3. Delmer M. Brown, "The Impact of Firearms on Japanese Warfare, 1543-98," The Far Eastern Quarterly 7, no. 3 (May 1948): pp. 236-253, 240.
4. Marder, p. 23.
5. Marder, pp. 22-5.
6. Yi Sun-sin, Nanjung Ilgi: War Diary of Admiral Yi Sun-sin, ed. Sohn Pow-key, trans. Ha Tae-hung (Seoul: Yonsei University Press, 1977), p. 6.
7. Marder, pp. 23-4; Turnbull, p. 88; Marder, p. 24; Swope, p. 32.
8. Brown, pp. 250-1; Marder, pp. 24-5; Swope, pp. 31-2.
9. Swope, p. 32.
10. Turnbull, p. 94.
11. Swope, pp. 31-2; Turnbull, p. 95; Brown, pp. 250-1; Marder, p. 26.
12. Marder, p. 25; Swope, p. 32.
13. Yi Sun-sin, Imjin Changch'o: Admiral Yi Sun-sin's Memorials to Court, ed. Lee Chong-young, trans. Ha Tae-hung (Seoul: Yonsei University Press, 1981), pp. 40-1.
14. Jo, pp. 90-7.
15. Imjin Changch'o, pp. 30-1; Marder, p. 28; Turnbull, p. 91.
16. Imjin Changch'o, pp. 30-1; Jo, p. 94.
17. Turnbull, p. 92; Jo, p. 94-8; Marder, p. 27; Turnbull, p. 93.
18. Turnbull, pp. 93-6; Jo, pp. 101-2; Marder, p. 27.
19. Turnbull, p. 96; Jo, p. 103.
20. Turnbull, pp. 96-9; Jo, pp. 98-114.
21. Jo, p. 105.
22. Marder, p. 25.
24. Brown, p. 243.
25. Turnbull, pp. 182-3.
26. Jo, pp. 178-182; Turnbull, p. 183.
27. Nanjung Ilgi, passim.
28. Yu Songyong, The Book of Corrections: Reflections on the National Crisis during the Japanese Invasion of Korea, 1592-1598, trans. Choi Byonghyon (Berkeley: Institute of East Asian Studies, University of California, Center for Korean Studies, 2002), passim.
29. Turnbull, p. 84.
30. Turnbull, p. 185; Marder, p. 29.
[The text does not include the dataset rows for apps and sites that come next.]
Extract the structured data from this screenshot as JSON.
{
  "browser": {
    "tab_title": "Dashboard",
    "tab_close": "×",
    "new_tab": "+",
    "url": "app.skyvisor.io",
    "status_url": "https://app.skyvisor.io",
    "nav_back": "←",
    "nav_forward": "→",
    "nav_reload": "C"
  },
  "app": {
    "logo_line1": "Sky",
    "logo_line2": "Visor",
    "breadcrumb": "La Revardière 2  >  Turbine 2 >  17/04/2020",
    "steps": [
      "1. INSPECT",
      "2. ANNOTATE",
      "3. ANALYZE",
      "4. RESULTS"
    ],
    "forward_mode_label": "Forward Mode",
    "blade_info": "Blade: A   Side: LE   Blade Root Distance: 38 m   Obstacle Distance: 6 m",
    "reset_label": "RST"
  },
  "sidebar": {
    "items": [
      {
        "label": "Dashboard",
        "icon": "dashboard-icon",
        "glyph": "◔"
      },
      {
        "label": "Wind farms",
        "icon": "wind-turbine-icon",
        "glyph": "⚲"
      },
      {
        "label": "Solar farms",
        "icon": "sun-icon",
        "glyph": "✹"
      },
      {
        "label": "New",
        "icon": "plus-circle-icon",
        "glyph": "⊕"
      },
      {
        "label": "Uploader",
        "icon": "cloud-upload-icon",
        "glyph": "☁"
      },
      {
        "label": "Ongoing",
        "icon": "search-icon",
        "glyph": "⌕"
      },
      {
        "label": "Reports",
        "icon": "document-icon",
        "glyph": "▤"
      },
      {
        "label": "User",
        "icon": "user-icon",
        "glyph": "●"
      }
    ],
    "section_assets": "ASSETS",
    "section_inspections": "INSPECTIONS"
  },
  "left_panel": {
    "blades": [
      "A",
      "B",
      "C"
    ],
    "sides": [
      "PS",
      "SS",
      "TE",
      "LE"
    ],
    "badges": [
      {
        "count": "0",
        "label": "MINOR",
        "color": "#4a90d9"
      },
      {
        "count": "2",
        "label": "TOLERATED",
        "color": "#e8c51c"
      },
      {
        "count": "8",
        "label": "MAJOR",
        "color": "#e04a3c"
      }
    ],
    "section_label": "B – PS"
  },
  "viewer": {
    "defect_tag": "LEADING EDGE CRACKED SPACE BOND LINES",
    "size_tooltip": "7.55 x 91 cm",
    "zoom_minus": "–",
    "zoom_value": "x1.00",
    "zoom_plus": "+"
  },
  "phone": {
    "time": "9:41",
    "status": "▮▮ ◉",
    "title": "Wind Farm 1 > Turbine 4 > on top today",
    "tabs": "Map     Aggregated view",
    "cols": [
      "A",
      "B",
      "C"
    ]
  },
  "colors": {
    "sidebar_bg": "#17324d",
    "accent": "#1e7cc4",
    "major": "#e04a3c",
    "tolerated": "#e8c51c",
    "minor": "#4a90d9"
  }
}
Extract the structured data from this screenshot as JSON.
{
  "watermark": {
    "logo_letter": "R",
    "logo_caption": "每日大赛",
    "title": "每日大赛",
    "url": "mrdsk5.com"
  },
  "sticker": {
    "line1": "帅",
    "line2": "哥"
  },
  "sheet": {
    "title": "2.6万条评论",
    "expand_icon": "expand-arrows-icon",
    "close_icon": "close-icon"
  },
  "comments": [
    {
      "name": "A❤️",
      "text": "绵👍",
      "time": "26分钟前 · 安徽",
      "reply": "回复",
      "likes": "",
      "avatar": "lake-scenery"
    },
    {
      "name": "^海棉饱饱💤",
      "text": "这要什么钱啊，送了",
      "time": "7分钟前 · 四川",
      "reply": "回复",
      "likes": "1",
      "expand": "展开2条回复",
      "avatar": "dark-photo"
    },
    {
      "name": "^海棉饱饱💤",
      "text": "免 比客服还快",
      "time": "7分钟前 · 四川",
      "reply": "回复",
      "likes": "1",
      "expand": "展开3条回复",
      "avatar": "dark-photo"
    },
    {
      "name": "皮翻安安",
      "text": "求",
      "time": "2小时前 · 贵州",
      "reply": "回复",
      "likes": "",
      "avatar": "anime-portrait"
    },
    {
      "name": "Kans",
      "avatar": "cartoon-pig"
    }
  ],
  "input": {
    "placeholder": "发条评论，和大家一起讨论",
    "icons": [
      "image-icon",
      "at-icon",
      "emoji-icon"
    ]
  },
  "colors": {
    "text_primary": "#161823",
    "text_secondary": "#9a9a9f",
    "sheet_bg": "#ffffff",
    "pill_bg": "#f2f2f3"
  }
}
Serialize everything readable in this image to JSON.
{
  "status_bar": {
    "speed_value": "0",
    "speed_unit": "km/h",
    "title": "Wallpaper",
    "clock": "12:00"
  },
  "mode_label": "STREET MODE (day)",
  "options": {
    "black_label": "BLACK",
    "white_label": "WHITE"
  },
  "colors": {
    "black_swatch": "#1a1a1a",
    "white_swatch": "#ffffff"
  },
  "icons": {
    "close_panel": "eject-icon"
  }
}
31. Marder, p. 29; Turnbull, p. 201.
32. Turnbull, p. 201; Jo, p. 189.
33. Turnbull, p. 201; Jo, p. 194
34. Nanjung Ilgi, p. 315.
35. Turnbull, p. 202.